The 2nd greatest reservoir in the US, Lake Powell, is also fed by the Colorado river and is also at its lowest drinking water stage since it was initially stuffed. It is predicted to drop even a lot more by the conclusion of 2022. There are strategies to ship additional water into Lake Powell from upstream and launch a lot less downstream into Lake Mead through April 2023, but it stays to be noticed irrespective of whether these designs will guard the h2o and electricity provide that arrives from these two crucial reservoirs.

Cerro Prieto reservoir

The Cerro Prieto reservoir

July 2015 – July 2022. The Cerro Prieto reservoir in northern Mexico is virtually wholly vacant

NASA Earth Observatory

It may well audio like a damaged report, but things are even much more dire for scaled-down reservoirs like the Cerro Prieto reservoir, around Guadalupe in northern Mexico. As of July 2022, this reservoir contained only .5 for every cent of its utmost drinking water ability – so very little drinking water that none could be extracted. Governing administration organizations ended up acquiring to redirect drinking water away from industrial and agricultural apps just to make certain that people residing in the bordering areas experienced more than enough to get by.

Mount Baker

mount baker

July 2013 – July 2015. The amount of money of snow on Mount Baker is decreasing

NASA Earth Observatory

It is really not just the drinking water that disappears in a drought snow is a trouble much too. Significantly of the drinking water that fills these lakes and rivers comes from melting snow in the mountains. Mount Baker, in Washington, is the greatest peak in the North Cascades and has a long lasting patch of snow and ice at its leading that stays by way of all seasons. That patch is shrinking. The exact is occurring across all the mountains in the American West. There is a lot less snow, the glaciers are retreating and fewer drinking water is working downhill into the rivers and streams that hold persons and wildlife hydrated all yr round. It can be all connected, and it really is all drying up.

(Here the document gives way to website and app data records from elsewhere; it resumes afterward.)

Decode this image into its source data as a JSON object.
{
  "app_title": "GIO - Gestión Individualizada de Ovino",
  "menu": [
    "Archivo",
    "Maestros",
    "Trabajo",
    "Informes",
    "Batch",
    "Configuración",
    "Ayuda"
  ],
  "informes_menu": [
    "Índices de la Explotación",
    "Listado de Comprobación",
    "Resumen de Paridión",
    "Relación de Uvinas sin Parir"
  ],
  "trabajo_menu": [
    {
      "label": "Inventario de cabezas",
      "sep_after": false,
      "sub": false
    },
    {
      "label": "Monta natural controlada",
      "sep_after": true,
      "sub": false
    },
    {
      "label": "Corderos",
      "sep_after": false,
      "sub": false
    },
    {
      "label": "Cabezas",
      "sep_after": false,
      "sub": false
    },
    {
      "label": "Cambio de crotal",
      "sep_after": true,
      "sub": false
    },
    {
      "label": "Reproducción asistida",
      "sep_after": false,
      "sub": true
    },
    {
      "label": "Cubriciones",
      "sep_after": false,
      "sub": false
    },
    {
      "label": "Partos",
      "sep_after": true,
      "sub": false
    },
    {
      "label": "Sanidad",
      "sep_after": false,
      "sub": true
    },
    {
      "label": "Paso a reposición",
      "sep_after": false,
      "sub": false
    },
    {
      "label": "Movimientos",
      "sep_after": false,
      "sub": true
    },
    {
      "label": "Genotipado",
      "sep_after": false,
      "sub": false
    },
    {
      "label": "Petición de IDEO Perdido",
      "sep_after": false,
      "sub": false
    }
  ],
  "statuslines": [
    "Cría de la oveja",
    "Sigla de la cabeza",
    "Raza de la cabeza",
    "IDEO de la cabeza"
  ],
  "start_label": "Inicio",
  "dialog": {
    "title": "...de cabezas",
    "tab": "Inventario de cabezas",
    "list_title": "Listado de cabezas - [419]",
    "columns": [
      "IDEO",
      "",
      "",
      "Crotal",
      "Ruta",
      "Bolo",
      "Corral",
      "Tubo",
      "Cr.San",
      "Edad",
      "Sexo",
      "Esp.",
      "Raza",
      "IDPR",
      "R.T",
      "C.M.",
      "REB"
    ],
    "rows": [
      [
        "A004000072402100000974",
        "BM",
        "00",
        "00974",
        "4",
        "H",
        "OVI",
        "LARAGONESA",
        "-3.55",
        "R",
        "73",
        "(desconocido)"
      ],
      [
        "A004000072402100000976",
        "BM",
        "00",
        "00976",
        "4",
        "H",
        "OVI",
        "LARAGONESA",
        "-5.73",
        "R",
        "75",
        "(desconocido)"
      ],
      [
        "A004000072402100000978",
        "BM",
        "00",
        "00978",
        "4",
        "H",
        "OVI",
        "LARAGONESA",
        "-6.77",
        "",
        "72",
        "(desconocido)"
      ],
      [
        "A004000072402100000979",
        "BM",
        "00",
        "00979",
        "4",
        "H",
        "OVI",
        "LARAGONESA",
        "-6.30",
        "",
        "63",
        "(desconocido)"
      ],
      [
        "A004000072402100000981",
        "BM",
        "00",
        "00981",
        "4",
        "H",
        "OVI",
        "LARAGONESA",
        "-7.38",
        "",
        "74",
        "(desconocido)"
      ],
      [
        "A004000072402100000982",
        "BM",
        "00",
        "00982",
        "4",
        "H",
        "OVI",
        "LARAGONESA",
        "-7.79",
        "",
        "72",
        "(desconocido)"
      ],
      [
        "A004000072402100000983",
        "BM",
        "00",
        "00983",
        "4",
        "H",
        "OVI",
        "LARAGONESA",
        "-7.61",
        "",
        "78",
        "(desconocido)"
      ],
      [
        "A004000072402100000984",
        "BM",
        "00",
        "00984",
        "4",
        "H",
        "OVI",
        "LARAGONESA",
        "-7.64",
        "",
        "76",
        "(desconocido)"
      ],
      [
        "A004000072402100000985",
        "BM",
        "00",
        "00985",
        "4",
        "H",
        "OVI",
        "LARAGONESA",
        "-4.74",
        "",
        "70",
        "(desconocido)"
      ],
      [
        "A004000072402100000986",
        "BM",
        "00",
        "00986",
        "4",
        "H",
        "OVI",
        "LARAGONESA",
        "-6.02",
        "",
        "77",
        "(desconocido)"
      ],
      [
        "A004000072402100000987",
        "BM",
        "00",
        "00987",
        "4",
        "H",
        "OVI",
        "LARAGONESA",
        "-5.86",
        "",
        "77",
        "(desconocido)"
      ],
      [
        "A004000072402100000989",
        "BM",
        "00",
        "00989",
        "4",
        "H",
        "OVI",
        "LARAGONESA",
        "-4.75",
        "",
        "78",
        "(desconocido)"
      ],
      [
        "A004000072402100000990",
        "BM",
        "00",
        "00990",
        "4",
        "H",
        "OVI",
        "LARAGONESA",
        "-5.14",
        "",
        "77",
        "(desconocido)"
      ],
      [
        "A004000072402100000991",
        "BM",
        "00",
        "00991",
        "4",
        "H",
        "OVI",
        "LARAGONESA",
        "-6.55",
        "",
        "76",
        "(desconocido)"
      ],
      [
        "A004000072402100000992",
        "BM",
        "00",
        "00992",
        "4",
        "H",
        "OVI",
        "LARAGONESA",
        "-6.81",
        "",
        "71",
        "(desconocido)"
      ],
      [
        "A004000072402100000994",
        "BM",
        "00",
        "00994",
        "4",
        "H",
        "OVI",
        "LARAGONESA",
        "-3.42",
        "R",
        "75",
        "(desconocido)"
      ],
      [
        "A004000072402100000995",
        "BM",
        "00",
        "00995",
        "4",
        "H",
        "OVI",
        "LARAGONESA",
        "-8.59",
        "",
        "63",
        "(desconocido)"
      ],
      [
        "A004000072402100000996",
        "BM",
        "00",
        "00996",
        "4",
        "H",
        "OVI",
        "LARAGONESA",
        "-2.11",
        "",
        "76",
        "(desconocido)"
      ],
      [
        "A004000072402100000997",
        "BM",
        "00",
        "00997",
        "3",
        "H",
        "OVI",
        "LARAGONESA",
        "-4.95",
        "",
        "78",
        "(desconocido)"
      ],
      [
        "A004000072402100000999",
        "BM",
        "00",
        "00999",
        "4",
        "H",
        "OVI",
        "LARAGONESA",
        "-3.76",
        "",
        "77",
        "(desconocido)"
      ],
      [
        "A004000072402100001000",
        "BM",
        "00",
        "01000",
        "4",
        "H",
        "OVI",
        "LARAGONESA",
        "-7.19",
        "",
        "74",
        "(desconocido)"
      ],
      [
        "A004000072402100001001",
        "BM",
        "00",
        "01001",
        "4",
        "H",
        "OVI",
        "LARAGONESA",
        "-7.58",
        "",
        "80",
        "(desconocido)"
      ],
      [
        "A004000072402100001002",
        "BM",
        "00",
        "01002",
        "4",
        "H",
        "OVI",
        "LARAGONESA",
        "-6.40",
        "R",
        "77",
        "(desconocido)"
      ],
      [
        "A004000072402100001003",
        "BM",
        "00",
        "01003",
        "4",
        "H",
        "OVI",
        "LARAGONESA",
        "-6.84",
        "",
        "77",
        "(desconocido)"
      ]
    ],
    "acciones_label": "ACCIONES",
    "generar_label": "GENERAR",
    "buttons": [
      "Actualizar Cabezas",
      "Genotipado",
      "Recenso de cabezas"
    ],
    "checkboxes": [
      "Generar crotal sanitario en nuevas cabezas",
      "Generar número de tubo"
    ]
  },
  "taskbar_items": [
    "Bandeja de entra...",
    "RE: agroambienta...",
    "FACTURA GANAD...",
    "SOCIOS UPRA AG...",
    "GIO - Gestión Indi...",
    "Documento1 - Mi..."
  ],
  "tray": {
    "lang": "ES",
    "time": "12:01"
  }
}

The Fantastic Salt Lake

Great salt lake

June 1985 – July 2022. The Great Salt Lake in Utah has also been affected by the megadrought

NASA Earth Observatory

Even the Excellent Salt Lake in Utah, the most important saline lake in the US, has not escaped the results of the astonishing drought. Practically fifty percent of the lakebed is now uncovered after substantial and extended-lasting drops in water degrees. Since the Wonderful Salt Lake is a shut basin – it sits at the end of three rivers and no drinking water flows outwards from it – some of this decline in water amount can be attributed to the drinking water that when flowed into it staying extracted and employed, but the fewer snowmelt flows in by the rivers, the much less drinking water there is to extract or to fill the lake.

The lake is important to sector in the location, from tourism to mining and further than. It is also a crucial ecosystem for migrating birds, and the dust in the lakebed can bring about large dust storms when uncovered, so the Excellent Salt Lake could mark disaster for the surrounding space. There are prospective programs to preserve it, but several are costly and all need substantial legislative backing, so it continues to be to be found whether they will be set into place.

Much more on these topics:

- Advertisement -

- Advertisement -

Comments are closed.